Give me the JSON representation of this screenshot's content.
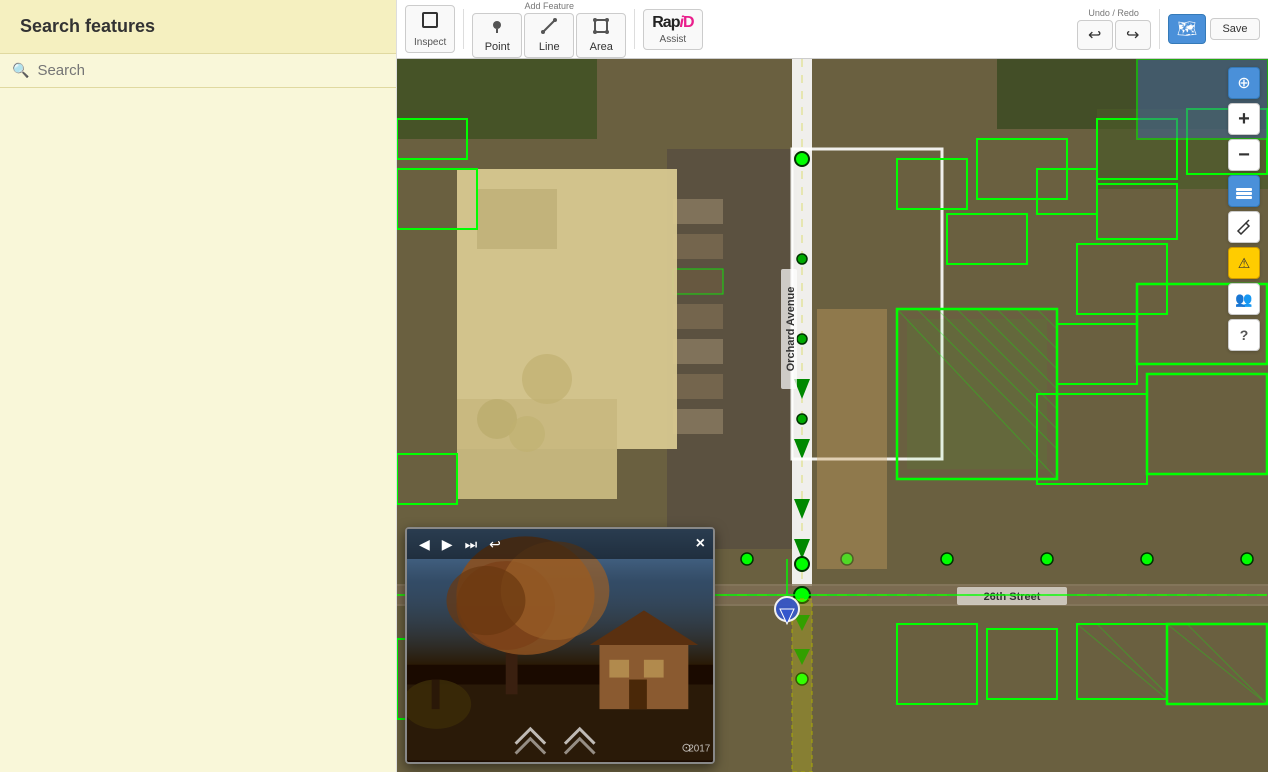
{
  "sidebar": {
    "title": "Search features",
    "search": {
      "placeholder": "Search",
      "value": ""
    }
  },
  "toolbar": {
    "inspect": {
      "label": "Inspect",
      "icon": "⬛"
    },
    "add_feature": {
      "label": "Add Feature",
      "point": {
        "label": "Point",
        "icon": "📍"
      },
      "line": {
        "label": "Line",
        "icon": "✏️"
      },
      "area": {
        "label": "Area",
        "icon": "⬜"
      }
    },
    "assist": {
      "label": "Assist",
      "icon": "RapiD"
    },
    "undo_redo": {
      "label": "Undo / Redo",
      "undo_icon": "↩",
      "redo_icon": "↪"
    },
    "save": {
      "label": "Save"
    },
    "layers_icon": "🗂",
    "compass_icon": "🧭"
  },
  "map": {
    "street_label": "Orchard Avenue",
    "street_label_2": "26th Street",
    "controls": {
      "zoom_in": "+",
      "zoom_out": "−",
      "compass": "⊕",
      "layers": "⊞",
      "edit": "✏",
      "warning": "⚠",
      "users": "👥",
      "help": "?"
    }
  },
  "streetview": {
    "year": "2017",
    "nav_prev": "◀",
    "nav_play": "▶",
    "nav_next": "⏭",
    "nav_back": "↩",
    "close": "×"
  }
}
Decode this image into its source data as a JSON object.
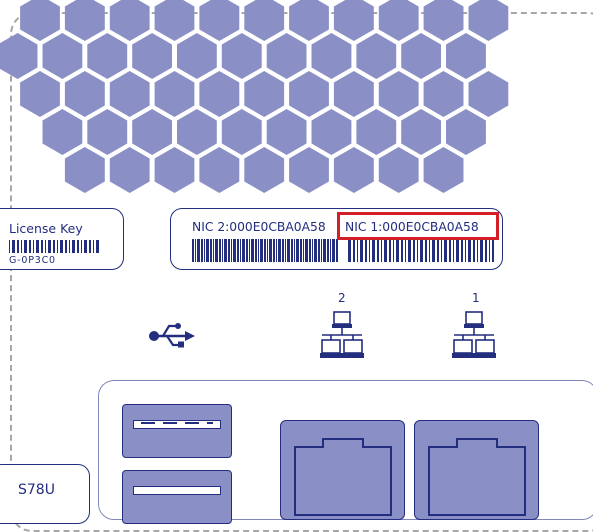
{
  "colors": {
    "accent": "#232e7e",
    "hexagon": "#8a90c5",
    "highlight": "#d31f26",
    "dash": "#a7a7a7"
  },
  "license_label": {
    "title": "License Key",
    "code": "G-0P3C0"
  },
  "nic_label": {
    "nic2": "NIC 2:000E0CBA0A58",
    "nic1": "NIC 1:000E0CBA0A58"
  },
  "ports": {
    "usb_icon": "usb-icon",
    "network_icon": "network-icon",
    "port2_number": "2",
    "port1_number": "1"
  },
  "model_label": {
    "text": "S78U"
  }
}
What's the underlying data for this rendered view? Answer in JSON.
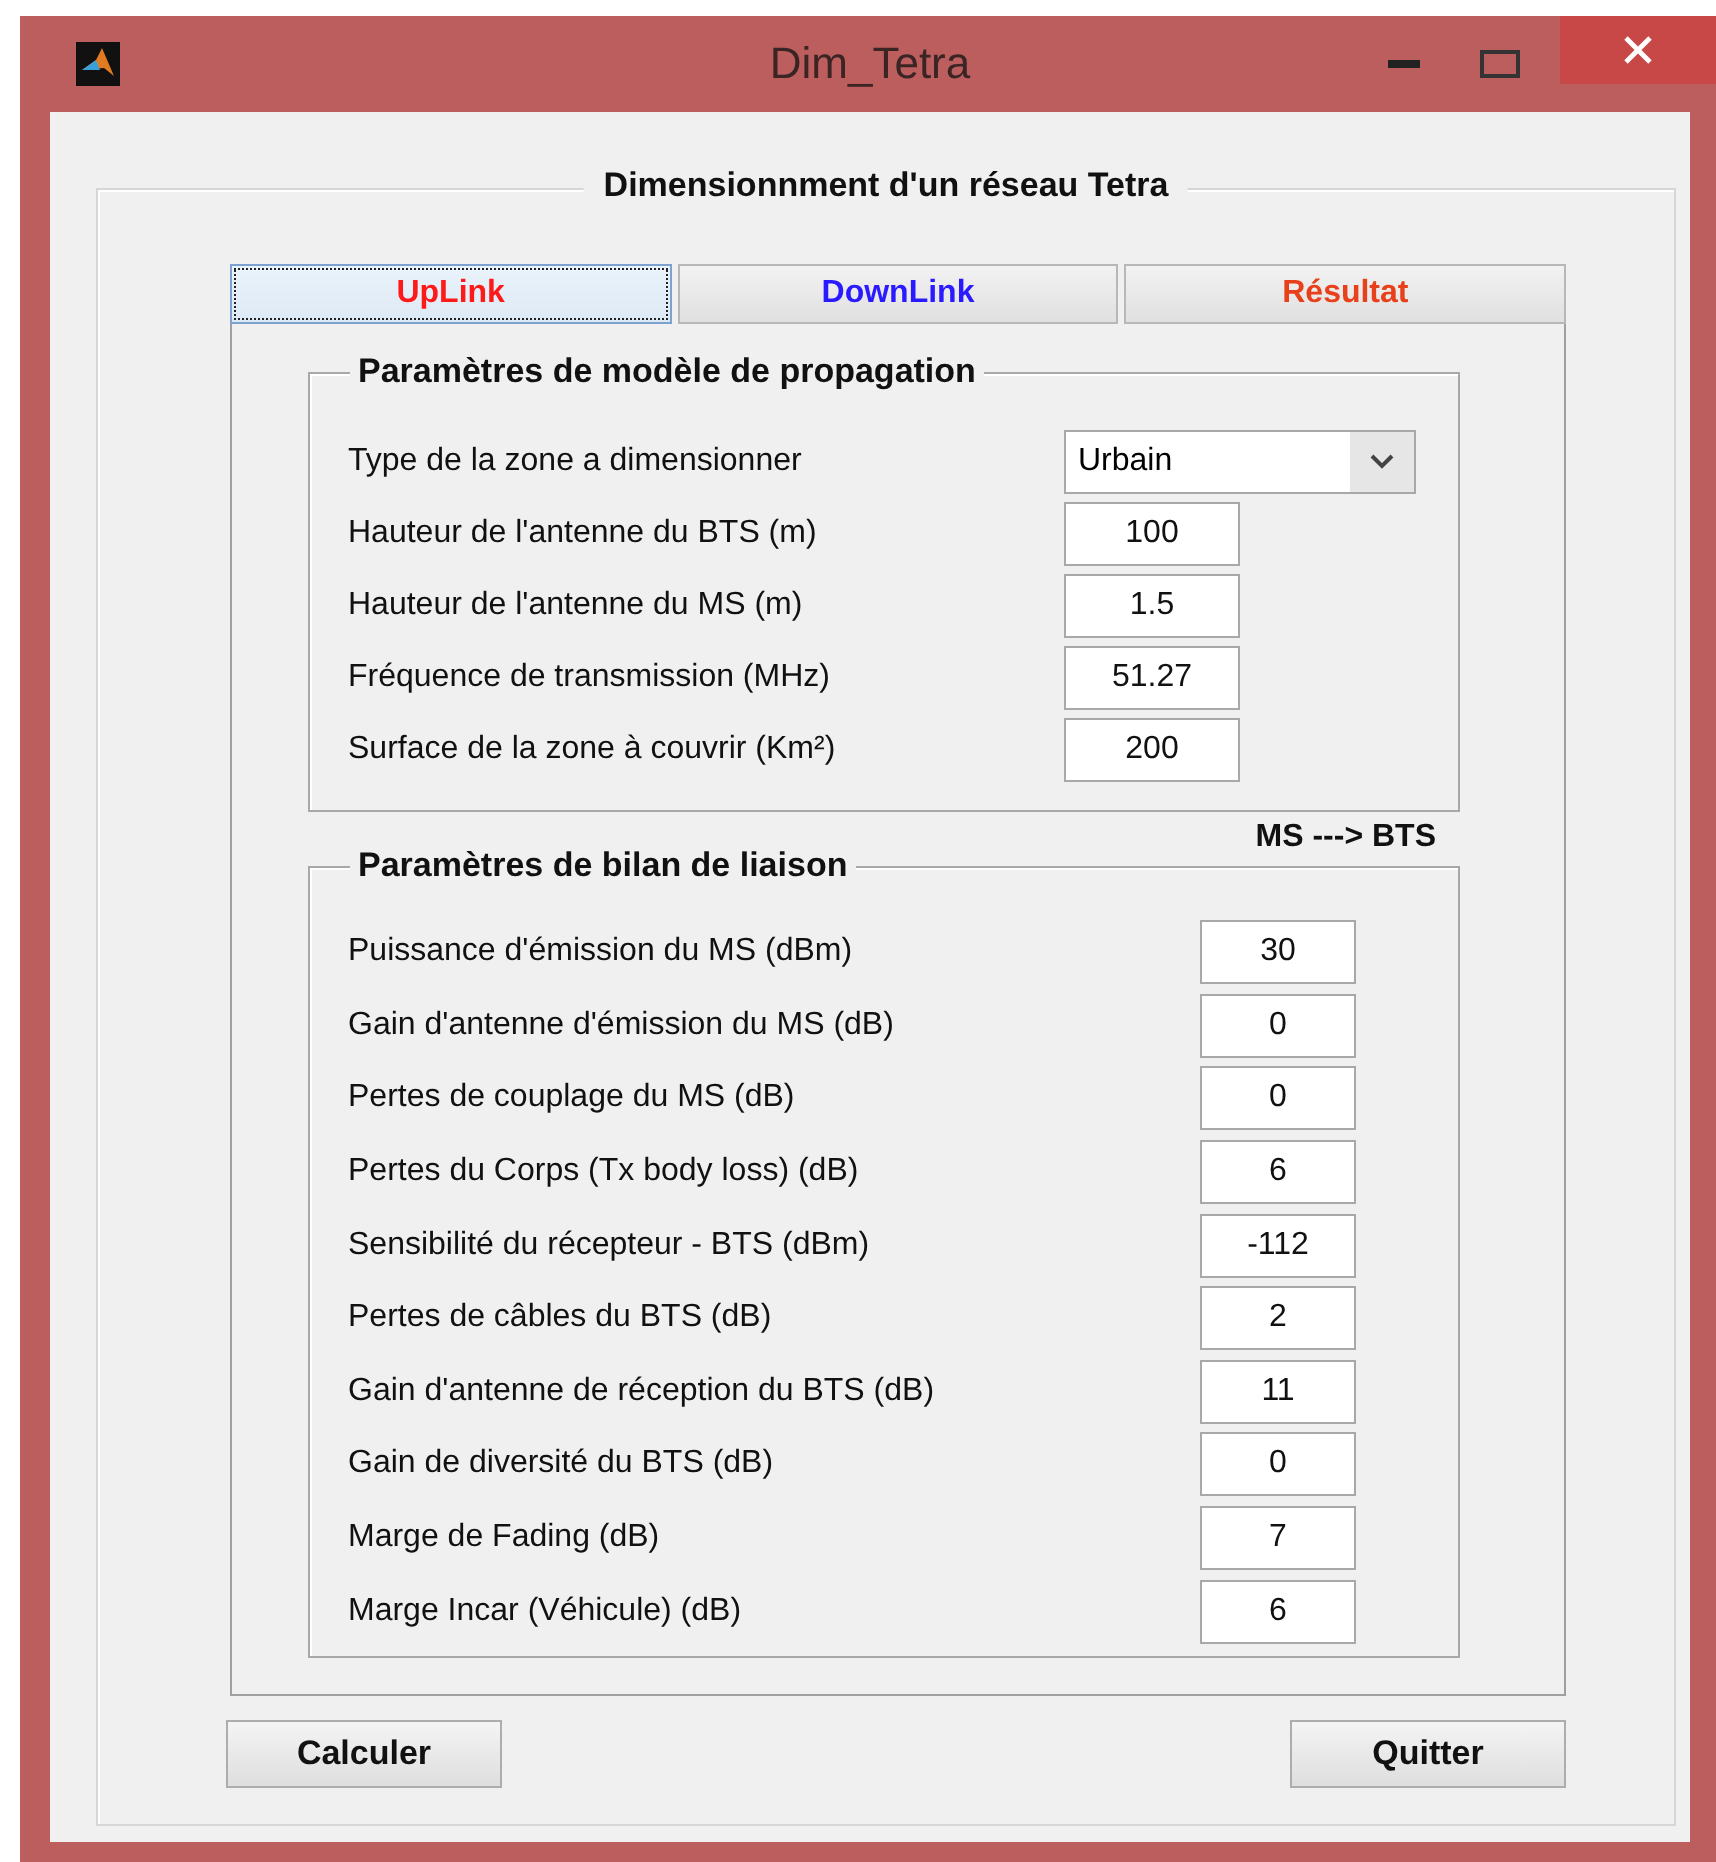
{
  "window": {
    "title": "Dim_Tetra"
  },
  "panel": {
    "title": "Dimensionnment d'un réseau Tetra"
  },
  "tabs": [
    {
      "label": "UpLink",
      "selected": true,
      "color": "#ff1a1a"
    },
    {
      "label": "DownLink",
      "selected": false,
      "color": "#2a1aff"
    },
    {
      "label": "Résultat",
      "selected": false,
      "color": "#e8401a"
    }
  ],
  "propagation": {
    "title": "Paramètres de modèle de propagation",
    "fields": [
      {
        "kind": "select",
        "label": "Type de la zone a dimensionner",
        "value": "Urbain"
      },
      {
        "kind": "input",
        "label": "Hauteur de l'antenne du BTS (m)",
        "value": "100"
      },
      {
        "kind": "input",
        "label": "Hauteur de l'antenne du MS (m)",
        "value": "1.5"
      },
      {
        "kind": "input",
        "label": "Fréquence de transmission (MHz)",
        "value": "51.27"
      },
      {
        "kind": "input",
        "label": "Surface de la zone à couvrir (Km²)",
        "value": "200"
      }
    ]
  },
  "direction": "MS ---> BTS",
  "link_budget": {
    "title": "Paramètres de bilan de liaison",
    "fields": [
      {
        "label": "Puissance d'émission du MS (dBm)",
        "value": "30"
      },
      {
        "label": "Gain d'antenne d'émission du MS (dB)",
        "value": "0"
      },
      {
        "label": "Pertes de couplage du MS (dB)",
        "value": "0"
      },
      {
        "label": "Pertes du Corps (Tx body loss) (dB)",
        "value": "6"
      },
      {
        "label": "Sensibilité du récepteur - BTS (dBm)",
        "value": "-112"
      },
      {
        "label": "Pertes de câbles du BTS (dB)",
        "value": "2"
      },
      {
        "label": "Gain d'antenne de réception du BTS (dB)",
        "value": "11"
      },
      {
        "label": "Gain de diversité du BTS (dB)",
        "value": "0"
      },
      {
        "label": "Marge de Fading (dB)",
        "value": "7"
      },
      {
        "label": "Marge Incar (Véhicule) (dB)",
        "value": "6"
      }
    ]
  },
  "buttons": [
    "Calculer",
    "Quitter"
  ]
}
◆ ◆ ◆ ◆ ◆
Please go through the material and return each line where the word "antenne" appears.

        "label": "Hauteur de l'antenne du BTS (m)",
        "label": "Hauteur de l'antenne du MS (m)",
        "label": "Gain d'antenne d'émission du MS (dB)",
        "label": "Gain d'antenne de réception du BTS (dB)",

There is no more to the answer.